● **WHAT IS NEEDED**
After finding "Read all visible content and emit it as JSON." in a line below, print that line and the rest of the lines exactly, leaving out all pictures.

---- ENTRIES PROVIDED

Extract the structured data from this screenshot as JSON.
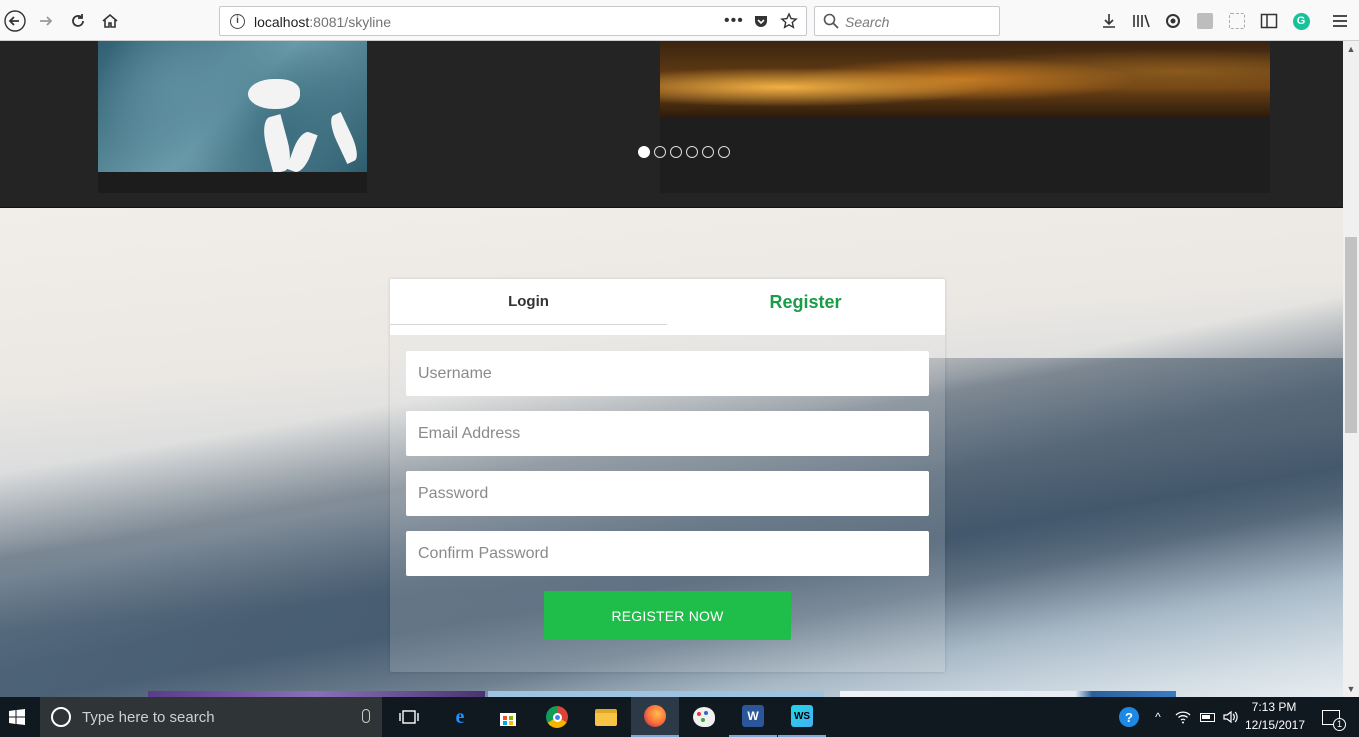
{
  "browser": {
    "url_host": "localhost",
    "url_port_path": ":8081/skyline",
    "search_placeholder": "Search",
    "icons": [
      "back-icon",
      "forward-icon",
      "reload-icon",
      "home-icon",
      "info-icon",
      "more-icon",
      "pocket-icon",
      "star-icon",
      "download-icon",
      "library-icon",
      "sync-icon",
      "sidebar-icon",
      "grammarly-icon",
      "menu-icon"
    ]
  },
  "slider": {
    "dots_count": 6,
    "active_dot": 0
  },
  "auth": {
    "tab_login": "Login",
    "tab_register": "Register",
    "active_tab": "Register",
    "username_placeholder": "Username",
    "email_placeholder": "Email Address",
    "password_placeholder": "Password",
    "confirm_placeholder": "Confirm Password",
    "submit_label": "REGISTER NOW",
    "accent_color": "#1a9c49",
    "button_color": "#1fbd4a"
  },
  "taskbar": {
    "search_text": "Type here to search",
    "time": "7:13 PM",
    "date": "12/15/2017",
    "notification_count": "1",
    "apps": [
      "task-view",
      "edge",
      "store",
      "chrome",
      "file-explorer",
      "firefox",
      "paint",
      "word",
      "webstorm"
    ]
  }
}
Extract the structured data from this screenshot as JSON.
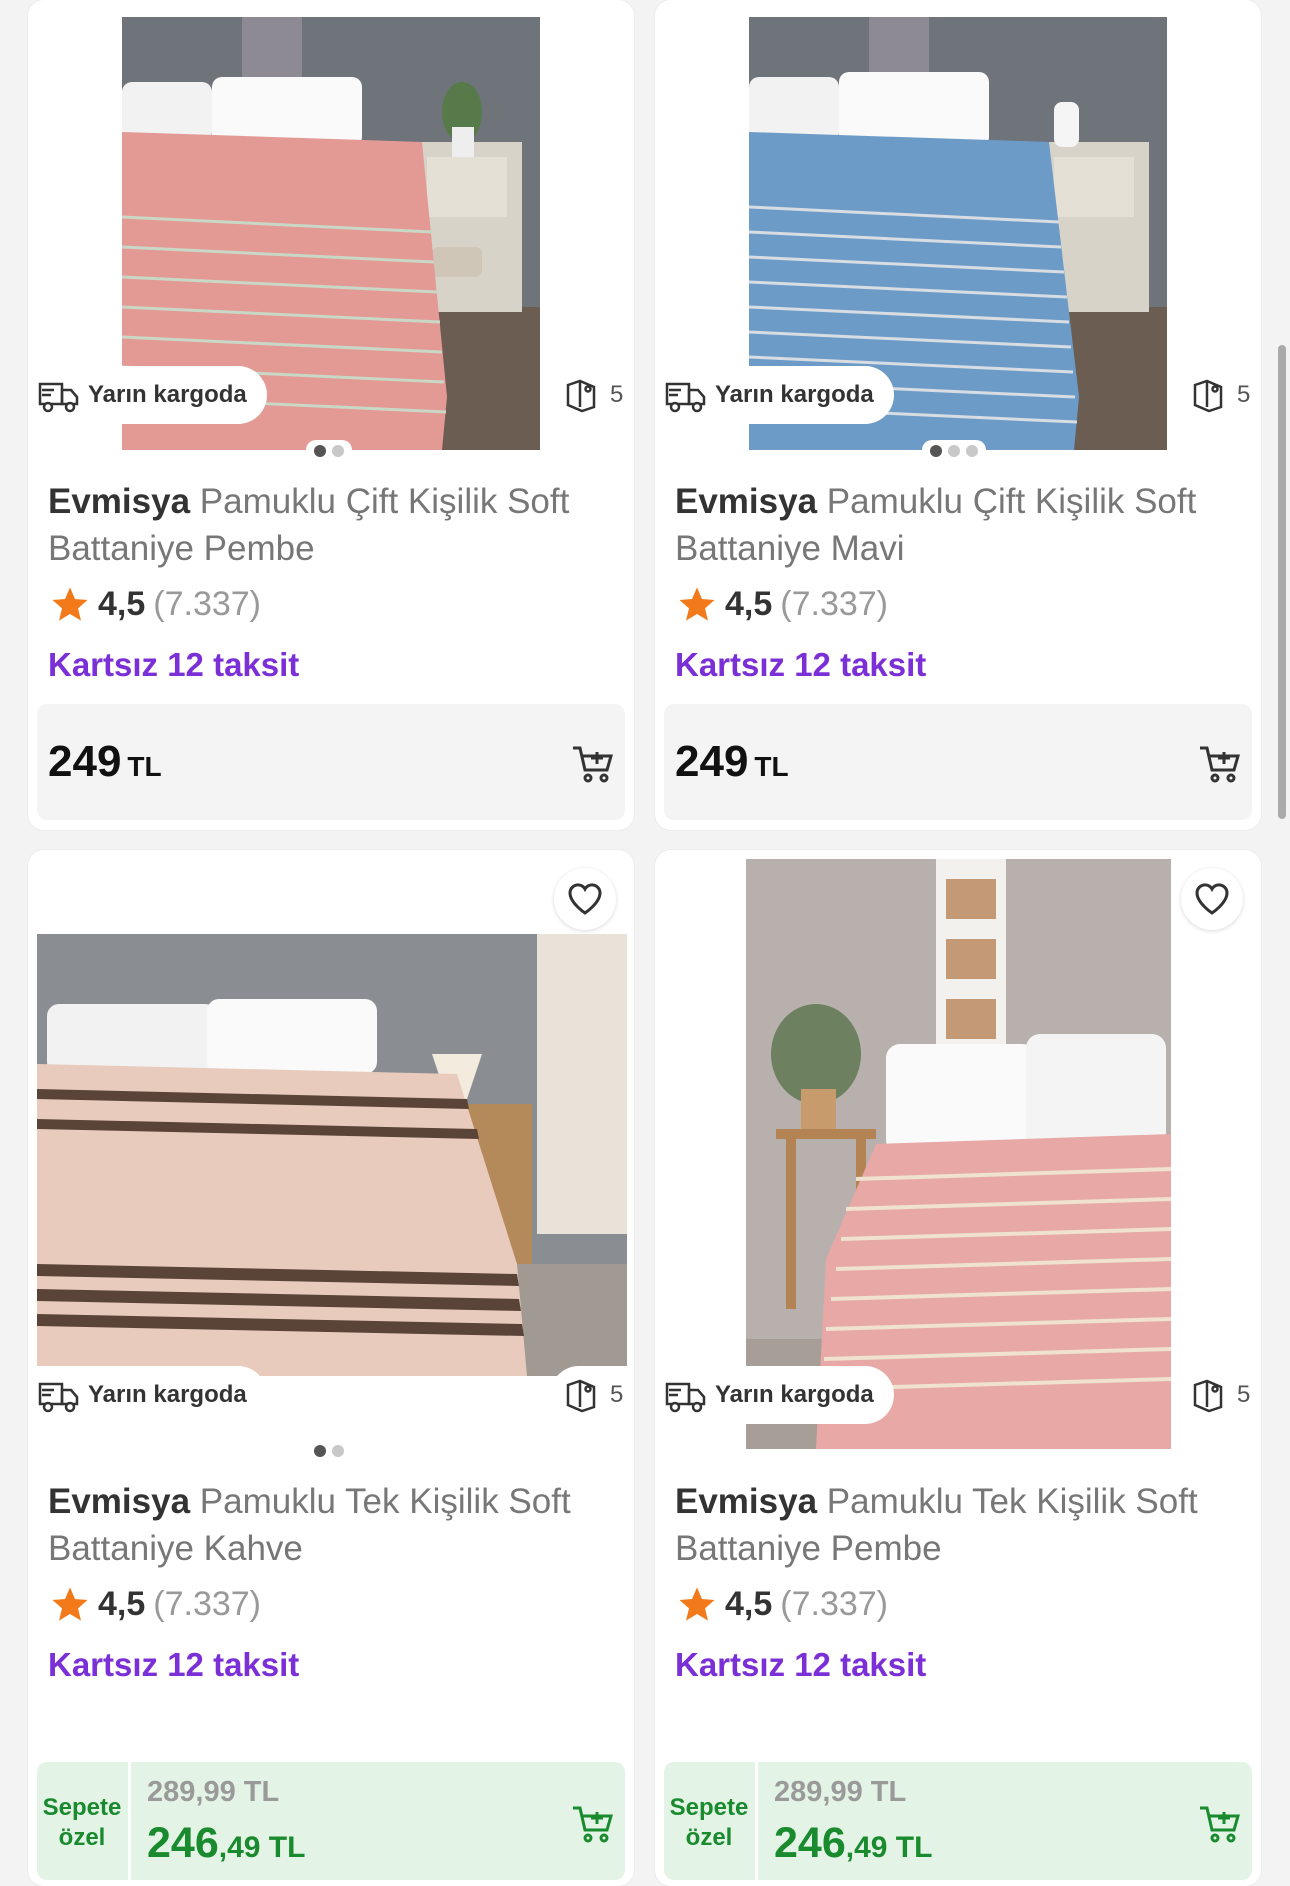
{
  "products": [
    {
      "brand": "Evmisya",
      "title_rest": "Pamuklu Çift Kişilik Soft",
      "title_line2": "Battaniye Pembe",
      "rating": "4,5",
      "review_count": "(7.337)",
      "installment": "Kartsız 12 taksit",
      "cargo": "Yarın kargoda",
      "coupon_count": "5",
      "price_int": "249",
      "price_currency": "TL",
      "photo_colors": {
        "wall": "#6f737a",
        "blanket": "#e39a95",
        "stripe": "#c9d7c6",
        "floor": "#6b5d52"
      }
    },
    {
      "brand": "Evmisya",
      "title_rest": "Pamuklu Çift Kişilik Soft",
      "title_line2": "Battaniye Mavi",
      "rating": "4,5",
      "review_count": "(7.337)",
      "installment": "Kartsız 12 taksit",
      "cargo": "Yarın kargoda",
      "coupon_count": "5",
      "price_int": "249",
      "price_currency": "TL",
      "photo_colors": {
        "wall": "#6f737a",
        "blanket": "#6d9bc7",
        "stripe": "#d7dde2",
        "floor": "#6b5d52"
      }
    },
    {
      "brand": "Evmisya",
      "title_rest": "Pamuklu Tek Kişilik Soft",
      "title_line2": "Battaniye Kahve",
      "rating": "4,5",
      "review_count": "(7.337)",
      "installment": "Kartsız 12 taksit",
      "cargo": "Yarın kargoda",
      "coupon_count": "5",
      "promo_label_1": "Sepete",
      "promo_label_2": "özel",
      "old_price": "289,99 TL",
      "new_price_int": "246",
      "new_price_dec": ",49 TL",
      "photo_colors": {
        "wall": "#8a8d92",
        "blanket": "#e8cbbd",
        "stripe": "#5a4438",
        "floor": "#a19a93"
      }
    },
    {
      "brand": "Evmisya",
      "title_rest": "Pamuklu Tek Kişilik Soft",
      "title_line2": "Battaniye Pembe",
      "rating": "4,5",
      "review_count": "(7.337)",
      "installment": "Kartsız 12 taksit",
      "cargo": "Yarın kargoda",
      "coupon_count": "5",
      "promo_label_1": "Sepete",
      "promo_label_2": "özel",
      "old_price": "289,99 TL",
      "new_price_int": "246",
      "new_price_dec": ",49 TL",
      "photo_colors": {
        "wall": "#b7b0ad",
        "blanket": "#e7a8a6",
        "stripe": "#efe2cf",
        "floor": "#a79e97"
      }
    }
  ],
  "colors": {
    "installment": "#7b2fd6",
    "promo_green": "#1a8a2e",
    "star": "#f27a1a"
  }
}
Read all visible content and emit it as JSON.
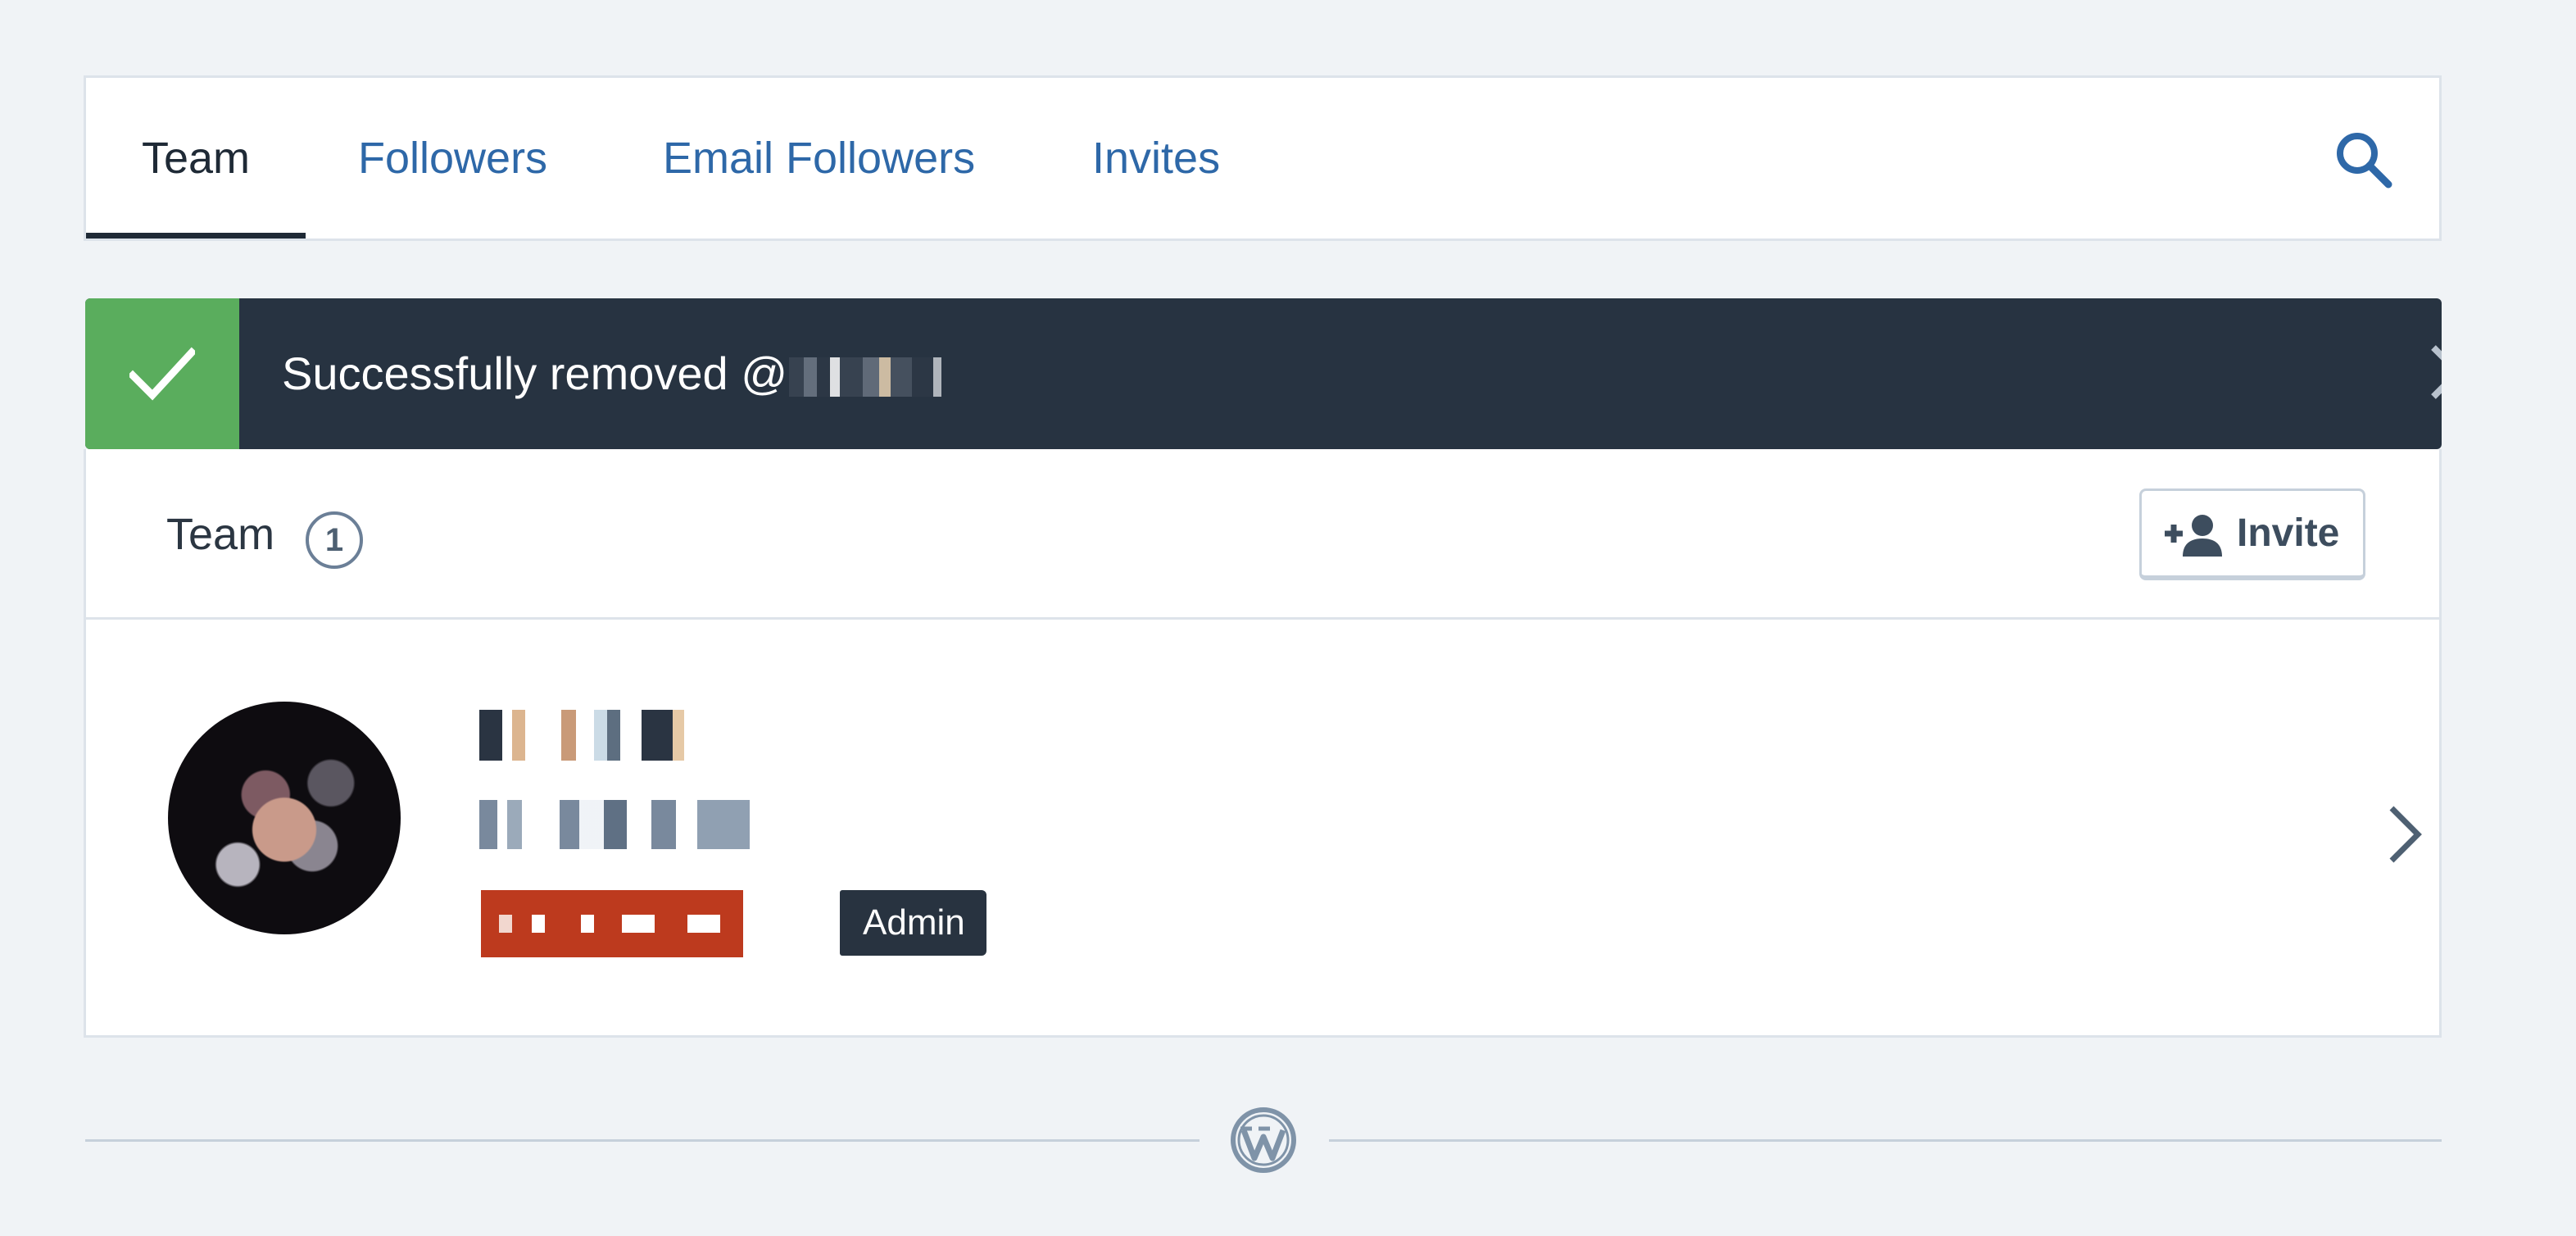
{
  "tabs": [
    {
      "label": "Team",
      "active": true
    },
    {
      "label": "Followers",
      "active": false
    },
    {
      "label": "Email Followers",
      "active": false
    },
    {
      "label": "Invites",
      "active": false
    }
  ],
  "nav_search_icon": "search-icon",
  "notice": {
    "text": "Successfully removed @",
    "status": "success",
    "status_icon": "checkmark-icon",
    "close_icon": "close-icon",
    "colors": {
      "background": "#273341",
      "status": "#5aad5d"
    }
  },
  "team": {
    "title": "Team",
    "count": "1",
    "invite_button": "Invite",
    "invite_icon": "person-add-icon"
  },
  "member": {
    "role_badge": "Admin",
    "chevron_icon": "chevron-right-icon"
  },
  "footer": {
    "logo_icon": "wordpress-logo-icon"
  },
  "colors": {
    "accent": "#2e68a8",
    "text_dark": "#1f2a36",
    "page_background": "#f0f3f6"
  }
}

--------

● **RESULT**
Read all visible content and emit it as JSON.
{
  "tabs": [
    {
      "label": "Team",
      "active": true
    },
    {
      "label": "Followers",
      "active": false
    },
    {
      "label": "Email Followers",
      "active": false
    },
    {
      "label": "Invites",
      "active": false
    }
  ],
  "nav_search_icon": "search-icon",
  "notice": {
    "text": "Successfully removed @",
    "status": "success",
    "status_icon": "checkmark-icon",
    "close_icon": "close-icon",
    "colors": {
      "background": "#273341",
      "status": "#5aad5d"
    }
  },
  "team": {
    "title": "Team",
    "count": "1",
    "invite_button": "Invite",
    "invite_icon": "person-add-icon"
  },
  "member": {
    "role_badge": "Admin",
    "chevron_icon": "chevron-right-icon"
  },
  "footer": {
    "logo_icon": "wordpress-logo-icon"
  },
  "colors": {
    "accent": "#2e68a8",
    "text_dark": "#1f2a36",
    "page_background": "#f0f3f6"
  }
}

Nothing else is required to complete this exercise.